Self-driving cars aren't the only emerging technology facing major questions about ethics and accountability.
Just like automated vehicles, robots and advanced AI will require new sets of laws to define the extent of owner liability and accountability. Creating these laws will require an important ethical discussion: Who is at fault when a robot misbehaves? According to author Jerry Kaplan, there is a precedent for creating codes and consequences for robots that do not apply to others. Take, for example, the fact that criminal charges can be brought against corporations rather than the people operating beneath the corporate shell. Similarly, we can develop laws that would allow robots and their programming to stand trial.
Author and entrepreneur Jerry Kaplan offers an interesting crash course on computational ethics, the idea that robots and machines will require programming to make them cognizant of morals, decorum, manners, and various other social nuances.
How will the computer controlling your automated car interact with pedestrians? Who will teach robots what's socially acceptable behavior and what is not? These are the sorts of questions on the minds of people like Jerry Kaplan, who in this video offers an interesting crash course on computational ethics. Robots and machines are going to need programming that makes them cognizant of decorum, manners, and various other social nuances. And as Kaplan notes, no one is really quite certain how it's all going to be done. This is because any technology that takes accountability and decision-making away from human "operators" is innately going to be drenched in uncomfortable, uncertain philosophical dilemmas. These are big issues that require a thorough social discussion. What are we willing to accept? Where do we draw the line? There might come a day when artificial intelligence is able to answer these questions by itself. Until then, we're responsible for shaping A.I. to suit our still-to-be-determined values.
Companies like Amazon take advantage of the fact that they know a whole lot more about buying patterns than you do. As author and entrepreneur Jerry Kaplan explains, this sort of information asymmetry is the real crux of their business plan.
Companies like Amazon take advantage of the fact they know a whole lot more about buying patterns than you do. As author and entrepreneur Jerry Kaplan explains, information asymmetry is the real crux of Amazon's business plan. That Amazon sells goods is incidental. The real money is generated by machine learning algorithms that can deftly achieve arbitrage: the ability to set prices in a way that maximizes profits. So the next time you spot a price shift for a product you've been keeping an eye on, know that a hyper-intelligent computer system has for just as long kept its eye on you, and it's smarter than you think.
Jerry Kaplan is widely known in the computer industry as a serial entrepreneur, inventor, scientist, and author. He is currently a Fellow at The Stanford Center for Legal Informatics. He also teaches Philosophy, Ethics, and Impact of Artificial Intelligence in the Computer Science Department, Stanford University.

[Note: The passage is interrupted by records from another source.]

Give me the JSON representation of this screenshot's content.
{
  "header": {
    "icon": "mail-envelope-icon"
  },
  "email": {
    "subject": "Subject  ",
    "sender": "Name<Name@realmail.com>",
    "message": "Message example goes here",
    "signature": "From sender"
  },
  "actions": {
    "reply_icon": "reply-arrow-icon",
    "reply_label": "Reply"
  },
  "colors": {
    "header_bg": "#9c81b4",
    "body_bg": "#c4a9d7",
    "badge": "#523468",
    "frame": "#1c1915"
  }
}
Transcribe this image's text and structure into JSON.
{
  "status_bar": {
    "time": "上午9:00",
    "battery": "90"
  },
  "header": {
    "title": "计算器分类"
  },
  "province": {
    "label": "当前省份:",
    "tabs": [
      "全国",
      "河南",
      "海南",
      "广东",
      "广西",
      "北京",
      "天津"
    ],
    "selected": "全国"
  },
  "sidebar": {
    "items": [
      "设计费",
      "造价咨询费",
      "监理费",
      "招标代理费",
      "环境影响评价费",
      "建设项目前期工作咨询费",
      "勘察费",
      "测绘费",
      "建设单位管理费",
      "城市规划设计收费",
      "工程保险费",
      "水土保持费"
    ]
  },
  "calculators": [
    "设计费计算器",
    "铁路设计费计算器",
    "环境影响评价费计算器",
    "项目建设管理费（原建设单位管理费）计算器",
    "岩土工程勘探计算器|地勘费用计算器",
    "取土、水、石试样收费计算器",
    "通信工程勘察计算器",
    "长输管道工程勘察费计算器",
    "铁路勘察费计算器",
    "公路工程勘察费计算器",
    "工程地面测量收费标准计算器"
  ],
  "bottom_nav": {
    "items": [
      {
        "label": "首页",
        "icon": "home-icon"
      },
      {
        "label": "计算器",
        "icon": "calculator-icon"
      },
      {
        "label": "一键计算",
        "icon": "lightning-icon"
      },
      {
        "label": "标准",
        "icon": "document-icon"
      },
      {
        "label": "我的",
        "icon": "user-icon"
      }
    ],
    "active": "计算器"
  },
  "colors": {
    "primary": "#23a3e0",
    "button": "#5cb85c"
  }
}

Kaplan co-founded several ventures including Winster.com (social games); Onsale.com (online auctions); GO Corporation (tablet computers); and Teknowledge (expert systems). He wrote a best-selling non-fiction novel entitled “Startup: A Silicon Valley Adventure”, selected by Business Week as one of the top ten business books of the year, and optioned to Sony Pictures, with translations available in Japanese, Chinese, and Portuguese. His latest book is titled Humans Need Not Apply.
Kaplan co-invented numerous products including the Synergy (first all-digital keyboard instrument, used for the soundtrack of the movie TRON); Lotus Agenda (first personal Information manager); PenPoint (tablet operating system used in the first smartphone, AT&T's EO 440); the GO computer (first tablet computer) and Straight Talk (Symantec Corporation's first natural language query system). He is also co-inventor of the online auction (patents now owned by eBay) and is named on 12 U.S. patents.
He has published papers in refereed journals including Artificial Intelligence, Communications of the ACM, Computer Music Journal, The American Journal of Computational Linguistics, and ACM Transactions on Database Systems.
Kaplan was awarded the 1998 Ernst & Young Entrepreneur of the Year, Northern California; served on the Governor’s Electronic Commerce Advisory Council Member under Pete Wilson, Governor of California (1999); and received an Honorary Doctorate of Business Administration from California International Business University, San Diego, California (2004).
He has been profiled in The New York Times, The Wall Street Journal, Forbes, Business Week, Red Herring, and Upside, and is a frequent public speaker.